_Goal of the exercise_:
Go through the material underneath and show every line where the string "SERVIÇOS" occurs.

· · · · · · ·

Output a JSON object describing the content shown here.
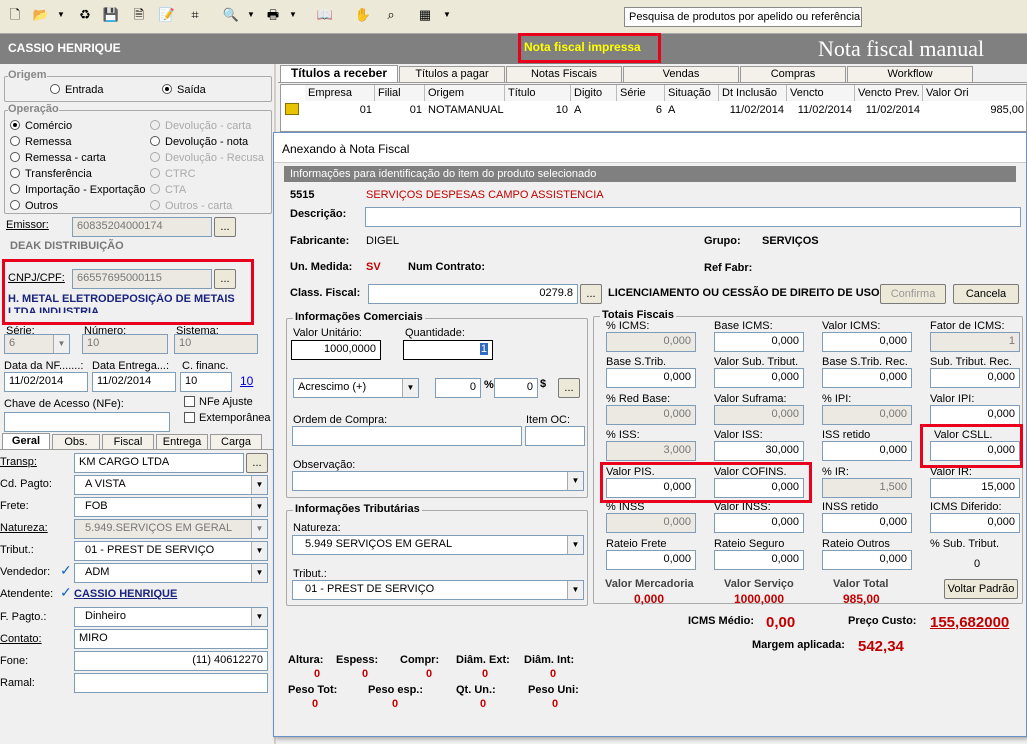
{
  "toolbar": {
    "search_hint": "Pesquisa de produtos por apelido ou referência"
  },
  "header": {
    "user": "CASSIO HENRIQUE",
    "status": "Nota fiscal impressa",
    "title": "Nota fiscal manual"
  },
  "origem": {
    "label": "Origem",
    "entrada": "Entrada",
    "saida": "Saída"
  },
  "operacao": {
    "label": "Operação",
    "items_left": [
      "Comércio",
      "Remessa",
      "Remessa - carta",
      "Transferência",
      "Importação - Exportação",
      "Outros"
    ],
    "items_right": [
      "Devolução - carta",
      "Devolução - nota",
      "Devolução - Recusa",
      "CTRC",
      "CTA",
      "Outros - carta"
    ]
  },
  "emissor": {
    "label": "Emissor:",
    "value": "60835204000174",
    "name": "DEAK DISTRIBUIÇÃO",
    "btn": "..."
  },
  "cnpj": {
    "label": "CNPJ/CPF:",
    "value": "66557695000115",
    "name": "H. METAL ELETRODEPOSIÇÃO DE METAIS LTDA INDUSTRIA"
  },
  "serie": {
    "label": "Série:",
    "value": "6"
  },
  "numero": {
    "label": "Número:",
    "value": "10"
  },
  "sistema": {
    "label": "Sistema:",
    "value": "10"
  },
  "datanf": {
    "label": "Data da NF.......:",
    "value": "11/02/2014"
  },
  "dataentrega": {
    "label": "Data Entrega...:",
    "value": "11/02/2014"
  },
  "cfinanc": {
    "label": "C. financ.",
    "value": "10",
    "link": "10"
  },
  "chave": {
    "label": "Chave de Acesso (NFe):",
    "nfe_ajuste": "NFe Ajuste",
    "extemporanea": "Extemporânea"
  },
  "lefttabs": [
    "Geral",
    "Obs.",
    "Fiscal",
    "Entrega",
    "Carga"
  ],
  "geral": {
    "transp_label": "Transp:",
    "transp": "KM CARGO LTDA",
    "cdpagto_label": "Cd. Pagto:",
    "cdpagto": "A VISTA",
    "frete_label": "Frete:",
    "frete": "FOB",
    "natureza_label": "Natureza:",
    "natureza": "5.949.SERVIÇOS EM GERAL",
    "tribut_label": "Tribut.:",
    "tribut": "01 - PREST DE SERVIÇO",
    "vendedor_label": "Vendedor:",
    "vendedor": "ADM",
    "atendente_label": "Atendente:",
    "atendente": "CASSIO HENRIQUE",
    "fpagto_label": "F. Pagto.:",
    "fpagto": "Dinheiro",
    "contato_label": "Contato:",
    "contato": "MIRO",
    "fone_label": "Fone:",
    "fone": "(11) 40612270",
    "ramal_label": "Ramal:",
    "ramal": ""
  },
  "righttabs": [
    "Títulos a receber",
    "Títulos a pagar",
    "Notas Fiscais",
    "Vendas",
    "Compras",
    "Workflow"
  ],
  "grid": {
    "headers": [
      "Empresa",
      "Filial",
      "Origem",
      "Título",
      "Digito",
      "Série",
      "Situação",
      "Dt Inclusão",
      "Vencto",
      "Vencto Prev.",
      "Valor Ori"
    ],
    "row": [
      "01",
      "01",
      "NOTAMANUAL",
      "10",
      "A",
      "6",
      "A",
      "11/02/2014",
      "11/02/2014",
      "11/02/2014",
      "985,00"
    ]
  },
  "dialog": {
    "title": "Anexando à Nota Fiscal",
    "subtitle": "Informações para identificação do item do produto selecionado",
    "code": "5515",
    "product": "SERVIÇOS DESPESAS CAMPO ASSISTENCIA",
    "descricao_label": "Descrição:",
    "descricao": "",
    "fabricante_label": "Fabricante:",
    "fabricante": "DIGEL",
    "grupo_label": "Grupo:",
    "grupo": "SERVIÇOS",
    "unmedida_label": "Un. Medida:",
    "unmedida": "SV",
    "numcontrato_label": "Num Contrato:",
    "reffabr_label": "Ref Fabr:",
    "classfiscal_label": "Class. Fiscal:",
    "classfiscal": "0279.8",
    "classfiscal_desc": "LICENCIAMENTO OU CESSÃO DE DIREITO DE USO",
    "confirma": "Confirma",
    "cancela": "Cancela",
    "comerciais": {
      "label": "Informações Comerciais",
      "valor_unit_label": "Valor Unitário:",
      "valor_unit": "1000,0000",
      "qtd_label": "Quantidade:",
      "qtd": "1",
      "acrescimo": "Acrescimo  (+)",
      "pct": "0",
      "pct_sym": "%",
      "val": "0",
      "val_sym": "$",
      "ordem_label": "Ordem de Compra:",
      "itemoc_label": "Item OC:",
      "obs_label": "Observação:"
    },
    "tributarias": {
      "label": "Informações Tributárias",
      "natureza_label": "Natureza:",
      "natureza": "5.949 SERVIÇOS EM GERAL",
      "tribut_label": "Tribut.:",
      "tribut": "01 - PREST DE SERVIÇO"
    },
    "totais": {
      "label": "Totais Fiscais",
      "fields": [
        {
          "label": "% ICMS:",
          "value": "0,000",
          "ro": true
        },
        {
          "label": "Base ICMS:",
          "value": "0,000",
          "ro": false
        },
        {
          "label": "Valor ICMS:",
          "value": "0,000",
          "ro": false
        },
        {
          "label": "Fator de ICMS:",
          "value": "1",
          "ro": true
        },
        {
          "label": "Base S.Trib.",
          "value": "0,000",
          "ro": false
        },
        {
          "label": "Valor Sub. Tribut.",
          "value": "0,000",
          "ro": false
        },
        {
          "label": "Base S.Trib. Rec.",
          "value": "0,000",
          "ro": false
        },
        {
          "label": "Sub. Tribut. Rec.",
          "value": "0,000",
          "ro": false
        },
        {
          "label": "% Red Base:",
          "value": "0,000",
          "ro": true
        },
        {
          "label": "Valor Suframa:",
          "value": "0,000",
          "ro": true
        },
        {
          "label": "% IPI:",
          "value": "0,000",
          "ro": true
        },
        {
          "label": "Valor IPI:",
          "value": "0,000",
          "ro": false
        },
        {
          "label": "% ISS:",
          "value": "3,000",
          "ro": true
        },
        {
          "label": "Valor ISS:",
          "value": "30,000",
          "ro": false
        },
        {
          "label": "ISS retido",
          "value": "0,000",
          "ro": false
        },
        {
          "label": "Valor CSLL.",
          "value": "0,000",
          "ro": false
        },
        {
          "label": "Valor PIS.",
          "value": "0,000",
          "ro": false
        },
        {
          "label": "Valor COFINS.",
          "value": "0,000",
          "ro": false
        },
        {
          "label": "% IR:",
          "value": "1,500",
          "ro": true
        },
        {
          "label": "Valor IR:",
          "value": "15,000",
          "ro": false
        },
        {
          "label": "% INSS",
          "value": "0,000",
          "ro": true
        },
        {
          "label": "Valor INSS:",
          "value": "0,000",
          "ro": false
        },
        {
          "label": "INSS retido",
          "value": "0,000",
          "ro": false
        },
        {
          "label": "ICMS Diferido:",
          "value": "0,000",
          "ro": false
        },
        {
          "label": "Rateio Frete",
          "value": "0,000",
          "ro": false
        },
        {
          "label": "Rateio Seguro",
          "value": "0,000",
          "ro": false
        },
        {
          "label": "Rateio Outros",
          "value": "0,000",
          "ro": false
        },
        {
          "label": "% Sub. Tribut.",
          "value": "0",
          "ro": false
        }
      ],
      "vmerc_label": "Valor Mercadoria",
      "vmerc": "0,000",
      "vserv_label": "Valor Serviço",
      "vserv": "1000,000",
      "vtotal_label": "Valor Total",
      "vtotal": "985,00",
      "voltar": "Voltar Padrão"
    },
    "icms_medio_label": "ICMS Médio:",
    "icms_medio": "0,00",
    "preco_custo_label": "Preço Custo:",
    "preco_custo": "155,682000",
    "margem_label": "Margem aplicada:",
    "margem": "542,34",
    "dims1": [
      {
        "label": "Altura:",
        "value": "0"
      },
      {
        "label": "Espess:",
        "value": "0"
      },
      {
        "label": "Compr:",
        "value": "0"
      },
      {
        "label": "Diâm. Ext:",
        "value": "0"
      },
      {
        "label": "Diâm. Int:",
        "value": "0"
      }
    ],
    "dims2": [
      {
        "label": "Peso Tot:",
        "value": "0"
      },
      {
        "label": "Peso esp.:",
        "value": "0"
      },
      {
        "label": "Qt. Un.:",
        "value": "0"
      },
      {
        "label": "Peso Uni:",
        "value": "0"
      }
    ]
  }
}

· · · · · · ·

_Answer to the exercise_:
    "natureza": "5.949.SERVIÇOS EM GERAL",
    "product": "SERVIÇOS DESPESAS CAMPO ASSISTENCIA",
    "grupo": "SERVIÇOS",
      "natureza": "5.949 SERVIÇOS EM GERAL",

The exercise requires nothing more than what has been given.